Within the logistics industry things are beginning to very slowly return to normal in China. A lot of Chinese logistics offices are now fully staffed and able to process bookings. However container yards in most of the major ports are very full with both full containers and empty containers as there continue to be a backlog. Better news is the ports though are now operating fairly normally. Shanghai has reduced the number of health checks for lorries coming in and out of the city.  It though looking that shipping lines will have  cancelled around 25% of all Chinese sailings by the end of March. Most lines saying that even if the demand fully rebounds they will not be restoring the cancelled shipments as the vessels will be out of position.

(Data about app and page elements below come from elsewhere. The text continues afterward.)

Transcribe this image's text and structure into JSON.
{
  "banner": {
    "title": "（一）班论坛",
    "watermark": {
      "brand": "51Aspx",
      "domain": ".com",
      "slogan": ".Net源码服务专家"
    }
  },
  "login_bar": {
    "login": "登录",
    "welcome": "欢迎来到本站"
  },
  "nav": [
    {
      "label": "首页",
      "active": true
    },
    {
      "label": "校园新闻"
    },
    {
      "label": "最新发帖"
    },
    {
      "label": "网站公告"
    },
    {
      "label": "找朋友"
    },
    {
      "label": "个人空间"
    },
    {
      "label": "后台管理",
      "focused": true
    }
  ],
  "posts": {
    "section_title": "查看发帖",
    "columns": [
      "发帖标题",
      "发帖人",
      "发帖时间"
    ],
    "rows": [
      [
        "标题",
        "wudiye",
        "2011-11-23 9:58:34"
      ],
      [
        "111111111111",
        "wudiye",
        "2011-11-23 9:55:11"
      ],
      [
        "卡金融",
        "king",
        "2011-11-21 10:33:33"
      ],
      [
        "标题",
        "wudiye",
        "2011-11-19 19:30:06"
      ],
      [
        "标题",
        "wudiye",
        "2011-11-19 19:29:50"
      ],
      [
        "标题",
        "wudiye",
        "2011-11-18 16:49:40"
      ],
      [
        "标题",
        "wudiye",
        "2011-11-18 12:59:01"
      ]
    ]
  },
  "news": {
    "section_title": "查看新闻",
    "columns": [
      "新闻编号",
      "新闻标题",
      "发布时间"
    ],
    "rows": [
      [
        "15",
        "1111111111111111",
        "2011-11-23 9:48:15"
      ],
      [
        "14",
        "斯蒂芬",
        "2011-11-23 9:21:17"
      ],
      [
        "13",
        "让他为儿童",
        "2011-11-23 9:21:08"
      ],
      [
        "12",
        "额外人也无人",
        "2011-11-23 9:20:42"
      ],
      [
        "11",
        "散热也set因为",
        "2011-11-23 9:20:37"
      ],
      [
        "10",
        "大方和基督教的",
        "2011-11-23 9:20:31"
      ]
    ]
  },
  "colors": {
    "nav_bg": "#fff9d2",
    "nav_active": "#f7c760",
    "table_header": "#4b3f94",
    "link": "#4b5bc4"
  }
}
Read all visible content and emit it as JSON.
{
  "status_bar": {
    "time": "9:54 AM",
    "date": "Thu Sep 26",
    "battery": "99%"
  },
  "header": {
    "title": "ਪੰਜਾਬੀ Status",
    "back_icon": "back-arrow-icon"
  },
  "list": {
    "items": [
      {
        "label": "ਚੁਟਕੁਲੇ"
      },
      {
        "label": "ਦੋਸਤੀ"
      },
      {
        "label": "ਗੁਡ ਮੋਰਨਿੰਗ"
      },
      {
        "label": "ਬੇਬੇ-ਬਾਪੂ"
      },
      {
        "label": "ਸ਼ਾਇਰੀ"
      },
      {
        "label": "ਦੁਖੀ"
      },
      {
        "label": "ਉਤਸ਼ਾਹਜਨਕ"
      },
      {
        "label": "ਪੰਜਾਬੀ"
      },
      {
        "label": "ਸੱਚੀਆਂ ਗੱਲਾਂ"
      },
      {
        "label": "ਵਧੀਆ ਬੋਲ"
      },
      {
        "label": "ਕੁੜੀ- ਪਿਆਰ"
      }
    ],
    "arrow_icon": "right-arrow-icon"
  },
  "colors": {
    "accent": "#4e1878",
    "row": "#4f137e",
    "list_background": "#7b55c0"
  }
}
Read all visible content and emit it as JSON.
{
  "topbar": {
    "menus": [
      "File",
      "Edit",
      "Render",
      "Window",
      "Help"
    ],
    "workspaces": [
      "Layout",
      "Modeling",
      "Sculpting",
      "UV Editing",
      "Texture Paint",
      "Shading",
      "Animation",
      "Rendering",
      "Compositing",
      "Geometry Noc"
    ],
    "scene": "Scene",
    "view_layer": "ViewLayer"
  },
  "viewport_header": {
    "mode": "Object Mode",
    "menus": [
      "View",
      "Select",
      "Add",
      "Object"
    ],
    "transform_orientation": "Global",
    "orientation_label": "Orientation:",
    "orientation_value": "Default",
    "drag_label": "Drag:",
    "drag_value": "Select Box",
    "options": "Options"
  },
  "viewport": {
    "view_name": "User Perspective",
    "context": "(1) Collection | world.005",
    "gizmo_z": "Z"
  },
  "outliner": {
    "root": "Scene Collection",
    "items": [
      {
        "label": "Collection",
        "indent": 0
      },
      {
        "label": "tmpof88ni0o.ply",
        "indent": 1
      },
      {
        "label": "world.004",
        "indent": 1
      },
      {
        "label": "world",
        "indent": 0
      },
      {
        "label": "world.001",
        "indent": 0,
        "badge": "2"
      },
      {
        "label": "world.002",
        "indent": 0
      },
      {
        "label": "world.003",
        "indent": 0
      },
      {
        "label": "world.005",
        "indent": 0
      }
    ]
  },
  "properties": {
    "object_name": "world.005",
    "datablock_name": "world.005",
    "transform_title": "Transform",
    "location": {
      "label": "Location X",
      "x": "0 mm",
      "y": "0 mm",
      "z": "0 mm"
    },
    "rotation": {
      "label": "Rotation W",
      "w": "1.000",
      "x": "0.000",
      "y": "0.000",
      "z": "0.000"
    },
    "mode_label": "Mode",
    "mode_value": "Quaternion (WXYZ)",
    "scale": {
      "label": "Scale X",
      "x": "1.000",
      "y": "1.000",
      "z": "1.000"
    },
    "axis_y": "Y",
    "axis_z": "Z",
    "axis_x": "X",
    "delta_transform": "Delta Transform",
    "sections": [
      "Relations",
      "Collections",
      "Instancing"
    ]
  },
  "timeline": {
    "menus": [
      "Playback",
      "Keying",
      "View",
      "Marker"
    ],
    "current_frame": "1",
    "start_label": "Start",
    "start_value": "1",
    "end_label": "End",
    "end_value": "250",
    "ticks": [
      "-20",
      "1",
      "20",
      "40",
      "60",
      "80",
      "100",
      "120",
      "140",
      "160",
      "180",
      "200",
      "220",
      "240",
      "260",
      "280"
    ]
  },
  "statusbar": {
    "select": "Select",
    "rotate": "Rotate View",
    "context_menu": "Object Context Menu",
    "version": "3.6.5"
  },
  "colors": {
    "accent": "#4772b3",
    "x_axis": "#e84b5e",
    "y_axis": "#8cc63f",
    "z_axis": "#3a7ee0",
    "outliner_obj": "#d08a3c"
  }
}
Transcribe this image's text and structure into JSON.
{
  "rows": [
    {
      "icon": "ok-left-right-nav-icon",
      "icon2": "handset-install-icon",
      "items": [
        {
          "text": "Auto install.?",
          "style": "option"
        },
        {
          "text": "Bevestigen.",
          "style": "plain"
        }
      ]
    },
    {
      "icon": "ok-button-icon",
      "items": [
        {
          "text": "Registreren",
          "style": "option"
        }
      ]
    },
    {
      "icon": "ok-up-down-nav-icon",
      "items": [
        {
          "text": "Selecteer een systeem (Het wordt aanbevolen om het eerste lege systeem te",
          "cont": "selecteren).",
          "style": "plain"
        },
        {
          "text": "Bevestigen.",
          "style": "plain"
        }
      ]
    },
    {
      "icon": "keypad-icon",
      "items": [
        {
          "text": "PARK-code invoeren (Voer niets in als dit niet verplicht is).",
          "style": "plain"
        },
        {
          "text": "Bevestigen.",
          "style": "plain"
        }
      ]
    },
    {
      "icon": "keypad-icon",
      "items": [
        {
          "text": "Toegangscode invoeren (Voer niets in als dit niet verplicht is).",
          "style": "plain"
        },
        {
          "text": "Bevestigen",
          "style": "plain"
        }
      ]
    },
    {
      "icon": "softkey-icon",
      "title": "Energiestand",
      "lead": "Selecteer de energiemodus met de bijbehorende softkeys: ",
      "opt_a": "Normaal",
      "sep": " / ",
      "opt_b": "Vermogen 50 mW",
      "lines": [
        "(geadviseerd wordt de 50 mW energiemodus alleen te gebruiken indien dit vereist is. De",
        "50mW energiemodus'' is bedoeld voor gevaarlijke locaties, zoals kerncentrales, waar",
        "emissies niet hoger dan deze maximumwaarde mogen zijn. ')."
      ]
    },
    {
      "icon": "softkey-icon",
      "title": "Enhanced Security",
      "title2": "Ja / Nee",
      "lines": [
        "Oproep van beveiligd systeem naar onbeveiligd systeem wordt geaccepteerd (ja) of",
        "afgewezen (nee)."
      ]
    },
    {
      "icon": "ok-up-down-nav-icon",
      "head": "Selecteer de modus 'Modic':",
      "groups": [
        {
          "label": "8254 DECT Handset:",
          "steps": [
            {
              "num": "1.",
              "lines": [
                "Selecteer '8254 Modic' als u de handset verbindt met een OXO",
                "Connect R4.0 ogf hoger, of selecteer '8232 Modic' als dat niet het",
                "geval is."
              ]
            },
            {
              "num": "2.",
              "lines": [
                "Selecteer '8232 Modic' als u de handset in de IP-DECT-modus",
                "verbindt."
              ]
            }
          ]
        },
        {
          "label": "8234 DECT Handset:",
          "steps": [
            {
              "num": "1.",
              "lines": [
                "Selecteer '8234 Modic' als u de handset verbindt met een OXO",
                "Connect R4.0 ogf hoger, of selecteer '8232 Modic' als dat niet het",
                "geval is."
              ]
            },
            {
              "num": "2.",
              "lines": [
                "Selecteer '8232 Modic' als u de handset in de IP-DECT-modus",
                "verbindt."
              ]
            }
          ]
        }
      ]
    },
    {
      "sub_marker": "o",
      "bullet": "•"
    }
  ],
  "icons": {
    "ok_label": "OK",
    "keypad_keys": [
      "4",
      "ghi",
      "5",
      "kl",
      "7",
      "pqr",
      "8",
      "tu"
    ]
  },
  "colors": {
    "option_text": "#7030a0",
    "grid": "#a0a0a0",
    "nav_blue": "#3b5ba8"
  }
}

As China at the moment slowly begins to return to normal, attention moves to the knock on effects on other ports around the world. Several of the major USA ports on the west coast expect a reduction in the next few weeks to create the worst quarterly drop in container through put since the 2007 financial crisis. Currently apart from Italy there are no movement restrictions on freight in the EU so vessels which arrive at a port are getting discharged without any issues and containers which are at the port for export are being loaded. While the virus is being contained and only a limited number of people are infected this situation is unlikely to change but is very fluid.

The one logistics sector which is still being hit hard is airfreight. With a lot of airlines cutting flights not just to China, but to other countries it is becoming a struggle for forwarders to locate an operational service and then once located actually be able to book space on it. A lot of supply chains are running short of components and while they may now finally have manufacturing restarted and containers moving to a sea port, for shipments to Europe there is still another 4-5weeks to get the goods finally delivered. All these buyers then are turning to airfreight, and if they cannot get the components shipped we are going to see a lot of USA and European manufactures are going to have to shutdown temporary which will have a further impact on the worlds economy.